The counsel representing PML-N leader Hanif Abbasi alleged on Wednesday that the documents submitted by PTI leader Jahangir Tareen in the Supreme Court concerning 18,500 acres of contracted land were forged.
A three-member bench of the apex court — headed by Chief Justice Saqib Nisar and comprising Justice Umar Ata Bandial and Justice Faisal Arab — was hearing a petition filed by Abbasi, which seeks the disqualification of PTI chief Imran Khan as well as Tareen over the alleged non-disclosure of assets, existence of offshore companies, as well as receiving foreign funding for their party.
During Wednesday’s hearing, as he continued his arguments before the bench, Abbasi’s lawyer, Azid Nafees, argued before the court that the PTI leader has adopted varying positions regarding the aggregate agricultural income he declared in his 2013 nomination papers.
He said that, in a written response submitted in the court, the PTI leader adopted the stance that he was not liable to pay tax on the contracted land. Later, the position was adopted that there was no column on the nomination papers for Tareen to declare the income he earned from the land.
“The documents regarding the contract are fake,” Abbasi’s lawyer alleged.
“Jahangir Tareen did not pay any tax on his agricultural income,” the lawyer further told the court. “The leased land is not registered with the Department of Finance,” he added.
“Registering the land was the land owner’s responsibility,” Justice Arab said.
“If Tareen was paying such a large sum for the land, he should have had it registered,” the lawyer argued.
“We will have to see if the documents presented by Tareen prove dishonesty,” the chief justice said.
Completing his arguments regarding the contracted land, Abbasi’s lawyer shifted his attention to a trust through which Tareen had bought property in Britain.
The lawyer recalled that Tareen, in a response submitted to the court earlier, had said that his children are the actual beneficiaries of the trust, not him. However, the lawyer argued, according to the trust deed submitted before the court, Tareen is the beneficiary of the trust, along with his wife and children.
The lawyer further argued that the trust was established to conceal the ownership of property.
“Are you trying to say that Tareen should have declared the trust in his nomination papers?” the chief justice asked. “The property bought through the trust belongs to the trust,” he said.
He added that Tareen, as the settler of the trust, could not have been the owner of the property.
“The trust is a legal entity, the property bought through the trust will belong to the trust,” the chief justice said.
When the lawyer told the court that Tareen was required to declare his assets in the nomination papers, the chief justice told him that the trust is not an asset.
“The trust was established in a legal way, where is the dishonesty?” the chief justice asked.
Advocate Nafees then reminded the court that in the Panama Papers case ─ in which former prime minister Nawaz Sharif was disqualified ─ the court had to look at the facts to determine whether the lawmaker was sadiq and ameen as per Article 62 and 63 of the Constitution.

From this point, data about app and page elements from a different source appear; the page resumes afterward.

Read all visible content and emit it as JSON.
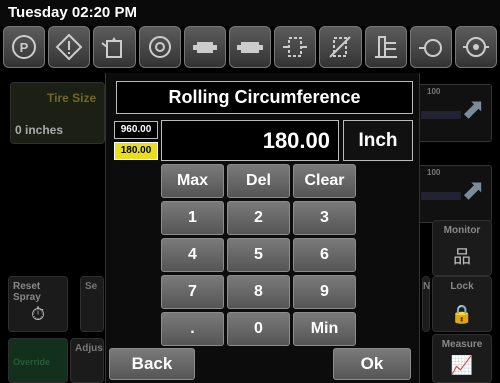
{
  "status": {
    "clock": "Tuesday 02:20 PM"
  },
  "toolbar": {
    "icons": [
      "parking-brake-icon",
      "warning-icon",
      "fluid-level-icon",
      "oil-icon",
      "engine-icon",
      "engine-alt-icon",
      "filter-icon",
      "filter-bypass-icon",
      "hydraulic-icon",
      "pressure-icon",
      "fan-icon"
    ]
  },
  "background": {
    "tire_size_label": "Tire Size",
    "tire_size_value": "0 inches",
    "gauge_scale": "100",
    "reset_spray_label": "Reset Spray",
    "reset_partial": "Se",
    "adjust_partial": "Adjus",
    "monitor_label": "Monitor",
    "lock_label": "Lock",
    "measure_label": "Measure",
    "n_partial": "N",
    "green_tile_label": "Override"
  },
  "dialog": {
    "title": "Rolling Circumference",
    "max_limit": "960.00",
    "min_limit": "180.00",
    "value": "180.00",
    "unit": "Inch",
    "keys": [
      "Max",
      "Del",
      "Clear",
      "1",
      "2",
      "3",
      "4",
      "5",
      "6",
      "7",
      "8",
      "9",
      ".",
      "0",
      "Min"
    ],
    "back_label": "Back",
    "ok_label": "Ok"
  },
  "colors": {
    "min_limit_bg": "#e9df1c",
    "key_bg": "#666666"
  }
}
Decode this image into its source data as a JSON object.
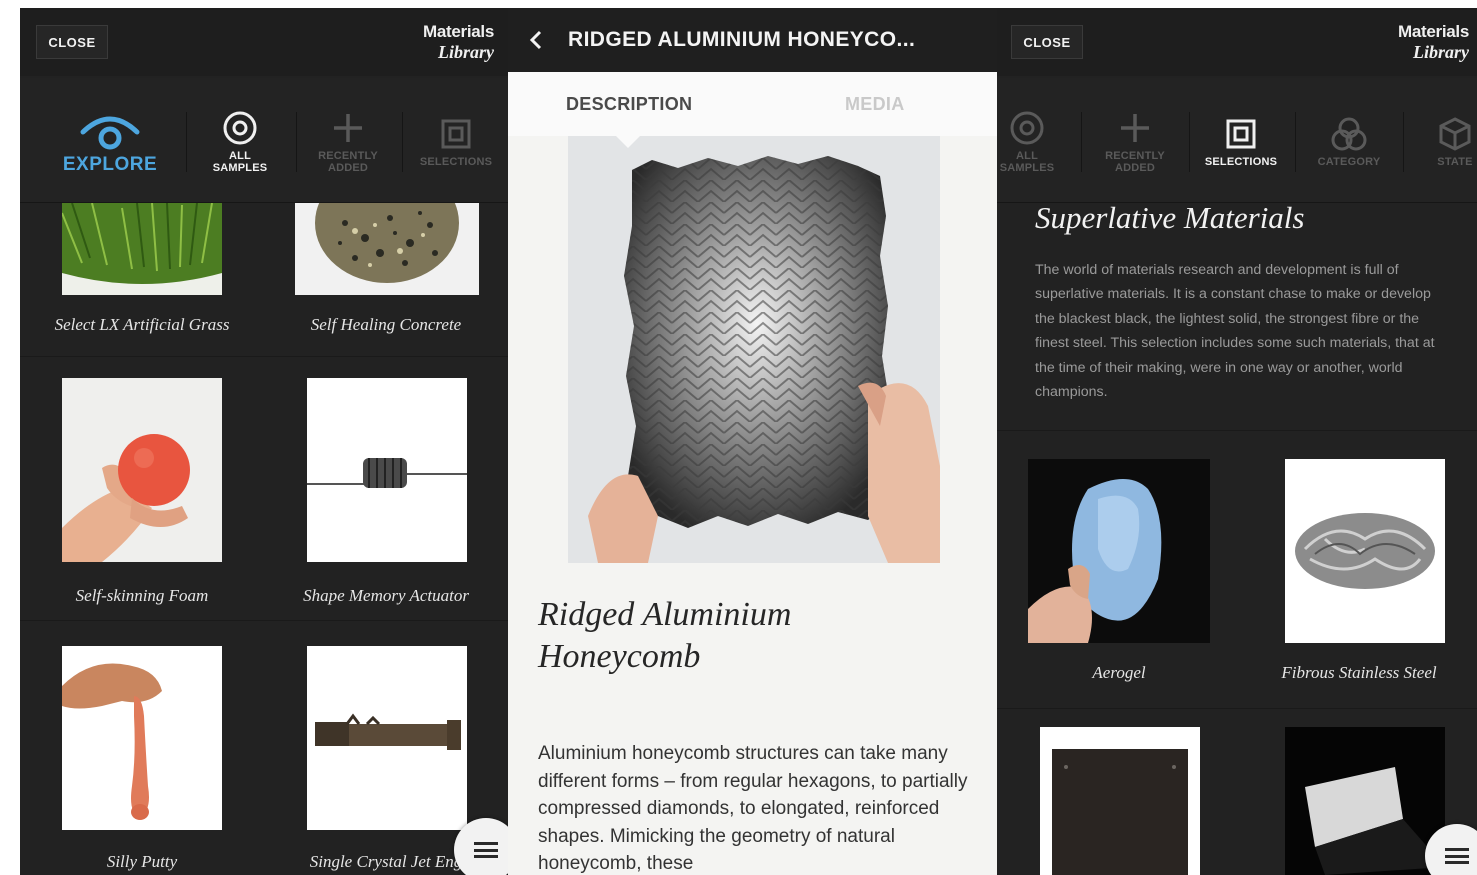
{
  "left": {
    "close_label": "CLOSE",
    "logo": {
      "line1": "Materials",
      "line2": "Library"
    },
    "nav": [
      {
        "label": "EXPLORE",
        "icon": "eye-icon"
      },
      {
        "label": "ALL\nSAMPLES",
        "icon": "target-icon"
      },
      {
        "label": "RECENTLY\nADDED",
        "icon": "plus-icon"
      },
      {
        "label": "SELECTIONS",
        "icon": "square-icon"
      }
    ],
    "samples": [
      {
        "caption": "Select LX Artificial Grass"
      },
      {
        "caption": "Self Healing Concrete"
      },
      {
        "caption": "Self-skinning Foam"
      },
      {
        "caption": "Shape Memory Actuator"
      },
      {
        "caption": "Silly Putty"
      },
      {
        "caption": "Single Crystal Jet Eng"
      }
    ]
  },
  "middle": {
    "header_title": "RIDGED ALUMINIUM HONEYCO...",
    "tabs": {
      "description": "DESCRIPTION",
      "media": "MEDIA"
    },
    "product_title": "Ridged Aluminium\nHoneycomb",
    "description": "Aluminium honeycomb structures can take many different forms – from regular hexagons, to partially compressed diamonds, to elongated, reinforced shapes. Mimicking the geometry of natural honeycomb, these"
  },
  "right": {
    "close_label": "CLOSE",
    "logo": {
      "line1": "Materials",
      "line2": "Library"
    },
    "nav": [
      {
        "label": "ALL\nSAMPLES",
        "icon": "target-icon"
      },
      {
        "label": "RECENTLY\nADDED",
        "icon": "plus-icon"
      },
      {
        "label": "SELECTIONS",
        "icon": "square-icon"
      },
      {
        "label": "CATEGORY",
        "icon": "circles-icon"
      },
      {
        "label": "STATE",
        "icon": "cube-icon"
      }
    ],
    "selection_title": "Superlative Materials",
    "selection_description": "The world of materials research and development is full of superlative materials. It is a constant chase to make or develop the blackest black, the lightest solid, the strongest fibre or the finest steel. This selection includes some such materials, that at the time of their making, were in one way or another, world champions.",
    "samples": [
      {
        "caption": "Aerogel"
      },
      {
        "caption": "Fibrous Stainless Steel"
      }
    ]
  },
  "colors": {
    "accent": "#4da6df",
    "dark_bg": "#222222",
    "light_bg": "#f4f4f2"
  }
}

He added that in the present case, the court has to look for dishonesty in a lawmaker’s conduct, not intention.
After Adovcate Nafees completed his arguments, Tareen’s lawyer, Advocate Mohmand Bashir, told the court that his client is not the beneficial owner of the trust.
“Being a beneficiary does not prove that one is the beneficial owner,” the chief justice agreed.
“The owner of the trust’s funds is the trust,” Advocate Bashir said.
“There is hope of receiving something from a trust. There is no column in the nomination to declare what is expected,” the lawyer argued.
Justice Bandial retorted that perhaps this was the same as income that has not been received yet, recalling the grounds of Nawaz Sharif’s disqualification.
The former prime minister had been disqualified from office for not having declared an iqama (work permit) that entitled him to a salary of 10,000 dirhams while he served as chairman of the board of a Dubai-based company.
The former premier’s counsel had argued at the time that Sharif never withdrew the salary. However, Sharif was disqualified for not having declared what the court ruled was a receivable asset.